The demographics Jefferson cites would in fact make colonization an unworkable solution, even though the Colonization Society continued its well-meaning efforts for many years. And, as Miller notes, the plan advocated here by Jefferson would have "required the expansion of the powers of the federal government amd its intervention into the private affairs of American citizens far beyond anything dreamed of in the philosophy of Alexander Hamilton." Moreover, as this letter reveals, the fact that "Thomas Jefferson, by nature a kindhearted, benevolent well-intentioned man, should have recommended such a draconian method for attaining the 'beatitude' of an all-white society reveals how urgent he deemed it to be to separate physically the two races" (Ibid., pp.269-270). As another biographer observes, the author of the Declaration of Independence "could preach emancipation, plan it, encourage it, all from high principles and humanitarian feelings, but he could not lead so unpopular or desparate a cause"; to have done so, particularly at the advanced age he had attained in 1824, would have "required moral enthusiasm and political audacity he neither possessed nor trusted" (M. Peterson, Thomas Jefferson and the New Nation, pp.999-1000).

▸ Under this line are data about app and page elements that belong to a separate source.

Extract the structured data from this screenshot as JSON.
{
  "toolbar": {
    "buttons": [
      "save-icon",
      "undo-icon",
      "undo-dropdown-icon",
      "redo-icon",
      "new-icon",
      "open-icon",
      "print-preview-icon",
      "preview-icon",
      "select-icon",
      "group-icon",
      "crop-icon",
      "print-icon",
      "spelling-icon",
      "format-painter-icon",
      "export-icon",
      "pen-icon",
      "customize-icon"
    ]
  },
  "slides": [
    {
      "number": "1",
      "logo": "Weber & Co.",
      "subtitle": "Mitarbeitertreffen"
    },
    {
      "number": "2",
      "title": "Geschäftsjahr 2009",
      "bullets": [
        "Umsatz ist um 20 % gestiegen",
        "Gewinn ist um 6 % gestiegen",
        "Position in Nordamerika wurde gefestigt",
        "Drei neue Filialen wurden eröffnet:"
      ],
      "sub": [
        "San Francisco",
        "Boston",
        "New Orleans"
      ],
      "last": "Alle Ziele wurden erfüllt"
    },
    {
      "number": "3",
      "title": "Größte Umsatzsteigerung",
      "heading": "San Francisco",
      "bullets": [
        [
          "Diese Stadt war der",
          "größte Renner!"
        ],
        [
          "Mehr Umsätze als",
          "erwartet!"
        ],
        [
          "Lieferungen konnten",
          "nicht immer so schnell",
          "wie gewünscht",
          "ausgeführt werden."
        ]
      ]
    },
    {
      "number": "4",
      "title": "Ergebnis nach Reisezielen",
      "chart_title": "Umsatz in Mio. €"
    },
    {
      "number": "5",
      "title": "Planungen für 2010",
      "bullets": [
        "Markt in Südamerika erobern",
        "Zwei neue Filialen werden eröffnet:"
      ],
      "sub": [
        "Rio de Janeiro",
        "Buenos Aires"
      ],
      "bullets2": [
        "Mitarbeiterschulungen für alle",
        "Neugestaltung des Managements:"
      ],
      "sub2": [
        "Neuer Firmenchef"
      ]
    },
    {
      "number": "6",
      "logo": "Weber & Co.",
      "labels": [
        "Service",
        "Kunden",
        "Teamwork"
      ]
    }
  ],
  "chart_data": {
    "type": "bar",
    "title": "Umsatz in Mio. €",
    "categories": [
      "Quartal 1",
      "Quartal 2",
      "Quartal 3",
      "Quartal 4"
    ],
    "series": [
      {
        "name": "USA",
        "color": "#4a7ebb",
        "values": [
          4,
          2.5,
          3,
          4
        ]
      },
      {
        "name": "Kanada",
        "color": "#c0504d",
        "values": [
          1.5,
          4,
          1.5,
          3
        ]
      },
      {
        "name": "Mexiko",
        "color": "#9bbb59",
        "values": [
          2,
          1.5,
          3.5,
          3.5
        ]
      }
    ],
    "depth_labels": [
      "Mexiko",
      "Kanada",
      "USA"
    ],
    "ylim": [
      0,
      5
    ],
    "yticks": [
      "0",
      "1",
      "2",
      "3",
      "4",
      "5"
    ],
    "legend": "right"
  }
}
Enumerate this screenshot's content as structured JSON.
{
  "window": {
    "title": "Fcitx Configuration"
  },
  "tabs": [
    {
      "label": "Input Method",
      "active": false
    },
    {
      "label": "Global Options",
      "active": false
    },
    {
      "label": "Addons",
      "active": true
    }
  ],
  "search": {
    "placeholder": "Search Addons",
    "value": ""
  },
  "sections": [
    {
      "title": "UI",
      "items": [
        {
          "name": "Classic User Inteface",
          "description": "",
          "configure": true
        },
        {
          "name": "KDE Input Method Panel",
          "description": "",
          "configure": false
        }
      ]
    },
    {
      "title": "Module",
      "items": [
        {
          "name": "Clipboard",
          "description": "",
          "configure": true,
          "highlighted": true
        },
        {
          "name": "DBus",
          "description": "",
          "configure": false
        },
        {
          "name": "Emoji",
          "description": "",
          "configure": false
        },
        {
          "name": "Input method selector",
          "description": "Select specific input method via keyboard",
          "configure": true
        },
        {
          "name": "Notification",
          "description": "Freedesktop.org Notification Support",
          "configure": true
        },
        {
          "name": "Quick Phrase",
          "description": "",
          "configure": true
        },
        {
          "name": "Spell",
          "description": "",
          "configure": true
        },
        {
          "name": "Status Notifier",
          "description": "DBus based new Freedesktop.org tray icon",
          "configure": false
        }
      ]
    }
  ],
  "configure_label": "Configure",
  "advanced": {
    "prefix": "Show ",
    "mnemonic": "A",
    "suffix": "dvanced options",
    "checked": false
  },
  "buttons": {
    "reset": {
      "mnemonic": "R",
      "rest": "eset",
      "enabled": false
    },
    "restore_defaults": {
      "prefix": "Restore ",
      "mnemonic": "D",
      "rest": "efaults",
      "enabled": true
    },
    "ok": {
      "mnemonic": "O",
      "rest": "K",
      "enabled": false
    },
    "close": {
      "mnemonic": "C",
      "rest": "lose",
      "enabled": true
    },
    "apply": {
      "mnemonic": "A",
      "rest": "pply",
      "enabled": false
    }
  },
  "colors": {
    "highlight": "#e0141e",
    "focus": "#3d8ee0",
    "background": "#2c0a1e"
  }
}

Jefferson's retained copy, in the hand of an amanuensis, is in the Jefferson Papers at the Library of Congress. The existence of this, the recipient's copy, has been, until now, unknown to all Jefferson's editors since 1829.
Provenance: The Rendells Inc., 1979.